**What is being asked:** An exact copy of the listing below is the answer, with the pictures removed.

**Data provided:**
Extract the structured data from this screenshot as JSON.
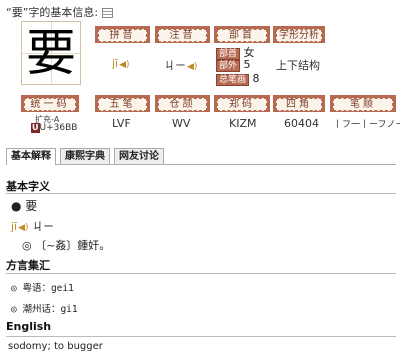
{
  "header": {
    "title": "“要”字的基本信息:"
  },
  "char": {
    "glyph": "要"
  },
  "labels": {
    "pinyin": "拼音",
    "zhuyin": "注音",
    "bushou": "部首",
    "zixing": "字形分析",
    "tongyima": "统一码",
    "wubi": "五笔",
    "cangjie": "仓颉",
    "zhengma": "郑码",
    "sijiao": "四角",
    "bishun": "笔顺"
  },
  "values": {
    "pinyin": "jī",
    "zhuyin": "ㄐㄧ",
    "bushou_tag": "部首",
    "bushou_val": "女",
    "buwai_tag": "部外",
    "buwai_val": "5",
    "zongbihua_tag": "总笔画",
    "zongbihua_val": "8",
    "zixing": "上下结构",
    "ext": "扩充-A",
    "unicode": "U+36BB",
    "wubi": "LVF",
    "cangjie": "WV",
    "zhengma": "KIZM",
    "sijiao": "60404",
    "bishun": "丨フ一丨ーフノー"
  },
  "tabs": [
    "基本解释",
    "康熙字典",
    "网友讨论"
  ],
  "content": {
    "basic_title": "基本字义",
    "bullet_char": "要",
    "pinyin2": "jī",
    "zhuyin2": "ㄐㄧ",
    "def1": "◎ 〔~姦〕鍾奸。",
    "dialect_title": "方言集汇",
    "dialect1": "◎ 粤语：gei1",
    "dialect2": "◎ 潮州话：gi1",
    "english_title": "English",
    "english": "sodomy; to bugger"
  },
  "colors": {
    "label_bg": "#b76a52",
    "label_text": "#7a3a24",
    "accent": "#c08a2a"
  }
}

**Task response:**
Extract the structured data from this screenshot as JSON.
{
  "header": {
    "title": "“要”字的基本信息:"
  },
  "char": {
    "glyph": "要"
  },
  "labels": {
    "pinyin": "拼音",
    "zhuyin": "注音",
    "bushou": "部首",
    "zixing": "字形分析",
    "tongyima": "统一码",
    "wubi": "五笔",
    "cangjie": "仓颉",
    "zhengma": "郑码",
    "sijiao": "四角",
    "bishun": "笔顺"
  },
  "values": {
    "pinyin": "jī",
    "zhuyin": "ㄐㄧ",
    "bushou_tag": "部首",
    "bushou_val": "女",
    "buwai_tag": "部外",
    "buwai_val": "5",
    "zongbihua_tag": "总笔画",
    "zongbihua_val": "8",
    "zixing": "上下结构",
    "ext": "扩充-A",
    "unicode": "U+36BB",
    "wubi": "LVF",
    "cangjie": "WV",
    "zhengma": "KIZM",
    "sijiao": "60404",
    "bishun": "丨フ一丨ーフノー"
  },
  "tabs": [
    "基本解释",
    "康熙字典",
    "网友讨论"
  ],
  "content": {
    "basic_title": "基本字义",
    "bullet_char": "要",
    "pinyin2": "jī",
    "zhuyin2": "ㄐㄧ",
    "def1": "◎ 〔~姦〕鍾奸。",
    "dialect_title": "方言集汇",
    "dialect1": "◎ 粤语：gei1",
    "dialect2": "◎ 潮州话：gi1",
    "english_title": "English",
    "english": "sodomy; to bugger"
  },
  "colors": {
    "label_bg": "#b76a52",
    "label_text": "#7a3a24",
    "accent": "#c08a2a"
  }
}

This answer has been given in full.